I’ve been a System Engineer at MPC for three years, but I’ve been a photographer for some of the biggest names in music for over 20 years as well.

My interest in photography began in high school, and after getting my degree in Commercial Photography, I left my home of Seattle for London to become a Photo Assistant. On a whim, I moved to New York, getting my career break shooting the hip hop scene for The Source in the late 90s, before working with bands such as The Strokes, The Black Keys, Interpol and Yeah Yeah Yeah’s, and eventually becoming the US photographer for NME. This opened up a whole new world for me – a world which included shooting for Spin, Rolling Stone, Uncut, MOJO and many record labels, and photographing talent such as Neil Young, Michael Stipe, Robert Plant and Scarlett Johansson.

There is one rule that I always stick to, which is to be as minimally invasive on my shoots as possible, despite my technical background. I’m usually getting access to musicians while they’re touring or working on other projects, so I do my best to be mindful of that. I don’t bring loads of gear and assistants that tend to get in the way and make the photoshoot more about me than them.
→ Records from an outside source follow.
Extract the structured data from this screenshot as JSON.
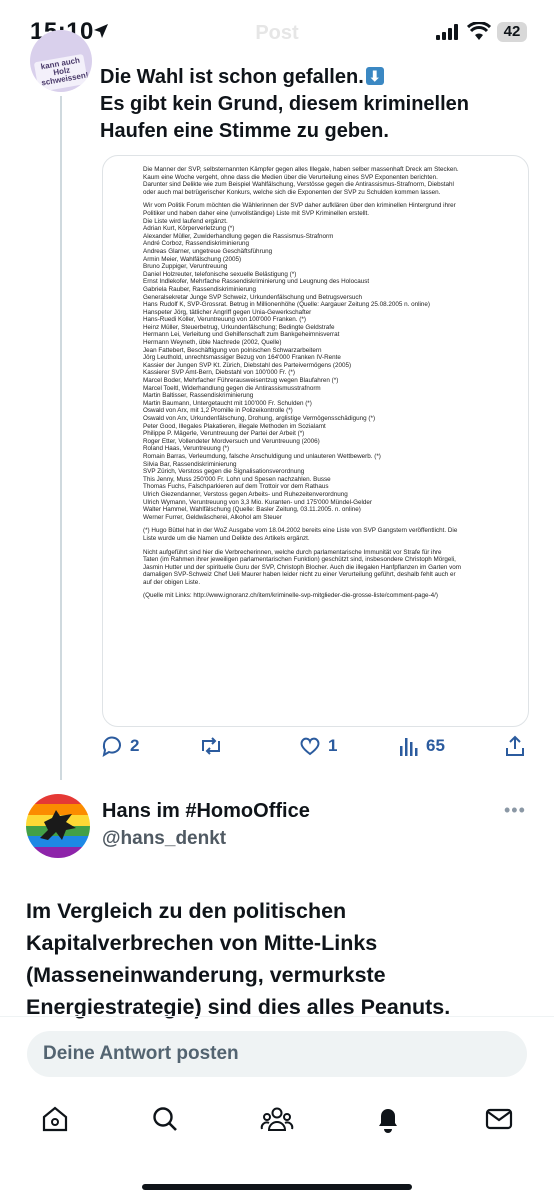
{
  "status_bar": {
    "time": "15:10",
    "battery": "42",
    "ghost_title": "Post"
  },
  "tweet": {
    "avatar_text": "kann auch Holz schweissen!",
    "lines": [
      "Die Wahl ist schon gefallen.",
      "Es gibt kein Grund, diesem kriminellen",
      "Haufen eine Stimme zu geben."
    ],
    "emoji": "⬇",
    "doc_lines": [
      "Die Manner der SVP, selbsternannten Kämpfer gegen alles Illegale, haben selber massenhaft Dreck am Stecken.",
      "Kaum eine Woche vergeht, ohne dass die Medien über die Verurteilung eines SVP Exponenten berichten.",
      "Darunter sind Delikte wie zum Beispiel Wahlfälschung, Verstösse gegen die Antirassismus-Strafnorm, Diebstahl",
      "oder auch mal betrügerischer Konkurs, welche sich die Exponenten der SVP zu Schulden kommen lassen.",
      "",
      "Wir vom Politik Forum möchten die Wählerinnen der SVP daher aufklären über den kriminellen Hintergrund ihrer",
      "Politiker und haben daher eine (unvollständige) Liste mit SVP Kriminellen erstellt.",
      "Die Liste wird laufend ergänzt.",
      "Adrian Kurt, Körperverletzung (*)",
      "Alexander Müller, Zuwiderhandlung gegen die Rassismus-Strafnorm",
      "André Corboz, Rassendiskriminierung",
      "Andreas Glarner, ungetreue Geschäftsführung",
      "Armin Meier, Wahlfälschung (2005)",
      "Bruno Zuppiger, Veruntreuung",
      "Daniel Holzreuter, telefonische sexuelle Belästigung (*)",
      "Ernst Indlekofer, Mehrfache Rassendiskriminierung und Leugnung des Holocaust",
      "Gabriela Rauber, Rassendiskriminierung",
      "Generalsekretar Junge SVP Schweiz, Urkundenfälschung und Betrugsversuch",
      "Hans Rudolf K, SVP-Grossrat. Betrug in Millionenhöhe (Quelle: Aargauer Zeitung 25.08.2005 n. online)",
      "Hanspeter Jörg, tätlicher Angriff gegen Unia-Gewerkschafter",
      "Hans-Ruedi Koller, Veruntreuung von 100'000 Franken. (*)",
      "Heinz Müller, Steuerbetrug, Urkundenfälschung; Bedingte Geldstrafe",
      "Hermann Lei, Verleitung und Gehilfenschaft zum Bankgeheimnisverrat",
      "Hermann Weyneth, üble Nachrede (2002, Quelle)",
      "Jean Fattebert, Beschäftigung von polnischen Schwarzarbeitern",
      "Jörg Leuthold, unrechtsmassiger Bezug von 164'000 Franken IV-Rente",
      "Kassier der Jungen SVP Kt. Zürich, Diebstahl des Parteivermögens (2005)",
      "Kassierer SVP Amt-Bern, Diebstahl von 100'000 Fr. (*)",
      "Marcel Boder, Mehrfacher Führerausweisentzug wegen Blaufahren (*)",
      "Marcel Toeltl, Widerhandlung gegen die Antirassismusstrafnorm",
      "Martin Baltisser, Rassendiskriminierung",
      "Martin Baumann, Untergetaucht mit 100'000 Fr. Schulden (*)",
      "Oswald von Arx, mit 1,2 Promille in Polizeikontrolle (*)",
      "Oswald von Arx, Urkundenfälschung, Drohung, arglistige Vermögensschädigung (*)",
      "Peter Good, Illegales Plakatieren, illegale Methoden im Sozialamt",
      "Philippe P. Mägerle, Veruntreuung der Partei der Arbeit (*)",
      "Roger Etter, Vollendeter Mordversuch und Veruntreuung (2006)",
      "Roland Haas, Veruntreuung (*)",
      "Romain Barras, Verleumdung, falsche Anschuldigung und unlauteren Wettbewerb. (*)",
      "Silvia Bar, Rassendiskriminierung",
      "SVP Zürich, Verstoss gegen die Signalisationsverordnung",
      "This Jenny, Muss 250'000 Fr. Lohn und Spesen nachzahlen. Busse",
      "Thomas Fuchs, Falschparkieren auf dem Trottoir vor dem Rathaus",
      "Ulrich Giezendanner, Verstoss gegen Arbeits- und Ruhezeitenverordnung",
      "Ulrich Wymann, Veruntreuung von 3,3 Mio. Kuranten- und 175'000 Mündel-Gelder",
      "Walter Hammel, Wahlfälschung (Quelle: Basler Zeitung, 03.11.2005. n. online)",
      "Werner Furrer, Geldwäscherei, Alkohol am Steuer",
      "",
      "(*) Hugo Büttel hat in der WoZ Ausgabe vom 18.04.2002 bereits eine Liste von SVP Gangstern veröffentlicht. Die",
      "Liste wurde um die Namen und Delikte des Artikels ergänzt.",
      "",
      "Nicht aufgeführt sind hier die Verbrecherinnen, welche durch parlamentarische Immunität vor Strafe für ihre",
      "Taten (im Rahmen ihrer jeweiligen parlamentarischen Funktion) geschützt sind, insbesondere Christoph Mörgeli,",
      "Jasmin Hutter und der spirituelle Guru der SVP, Christoph Blocher. Auch die illegalen Hanfpflanzen im Garten vom",
      "damaligen SVP-Schweiz Chef Ueli Maurer haben leider nicht zu einer Verurteilung geführt, deshalb fehlt auch er",
      "auf der obigen Liste.",
      "",
      "(Quelle mit Links: http://www.ignoranz.ch/item/kriminelle-svp-mitglieder-die-grosse-liste/comment-page-4/)"
    ],
    "actions": {
      "replies": "2",
      "likes": "1",
      "views": "65"
    }
  },
  "reply": {
    "name": "Hans im #HomoOffice",
    "handle": "@hans_denkt",
    "more": "•••",
    "text_lines": [
      "Im Vergleich zu den politischen",
      "Kapitalverbrechen von Mitte-Links",
      "(Masseneinwanderung, vermurkste",
      "Energiestrategie) sind dies alles Peanuts."
    ]
  },
  "composer": {
    "placeholder": "Deine Antwort posten"
  },
  "tabbar": {
    "icons": [
      "home-icon",
      "search-icon",
      "communities-icon",
      "notifications-icon",
      "messages-icon"
    ]
  },
  "colors": {
    "accent": "#1d9bf0",
    "action_text": "#2b5b9e",
    "muted": "#536471"
  }
}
I find that this makes the talent feel more at ease, leading to a more natural result.

It’s hard to pinpoint my style, but one thing for sure is that my work has always been an attempt at honesty – breaking through the veneer of ‘celebrity’. I’m not interested in immaculate hair, styling, and looking ‘perfect’. There’s something very special about capturing the ‘off’ moment, which makes the audience wonder what’s happening beyond the frame.

It’s these candid moments that have led to me producing some of my favorite work: a shot of Interpol’s reflection in a puddle that I caught while we were waiting to cross the street to the venue; a portrait of Michael Stipe from REM which was taken in a hotel suite with simple window light, during a snow storm; getting The White Stripes to walk down the middle of a four-lane highway in Detroit; a shot of Neil Young who is infamous for hating photoshoots, so after waiting for him at his studio for three days, I captured what I could within the three minutes he gave me. Incidentally, the portrait ended up running in the 40th Anniversary Edition of Rolling Stone.

My work has been shown in the Tate Modern for the NME’s 50th Anniversary, and a gallery show in London when I received Nikon’s ‘Outstanding Contribution To Photography Award’ in 2013. I also have an image of Alabama Shakes in The Smithsonian National Museum of African American History and Culture. It’s been an exciting journey so far.

Although I took a detour on my career path, my passion for photography has never faded; in fact, I am currently exhibiting my work at Meet Me In The Bathroom: The Art Show (based on Lizzy Goodman’s best selling book) at The Hole Gallery in New York for the month of September. Watch this space…

See more of Pieter’s work here.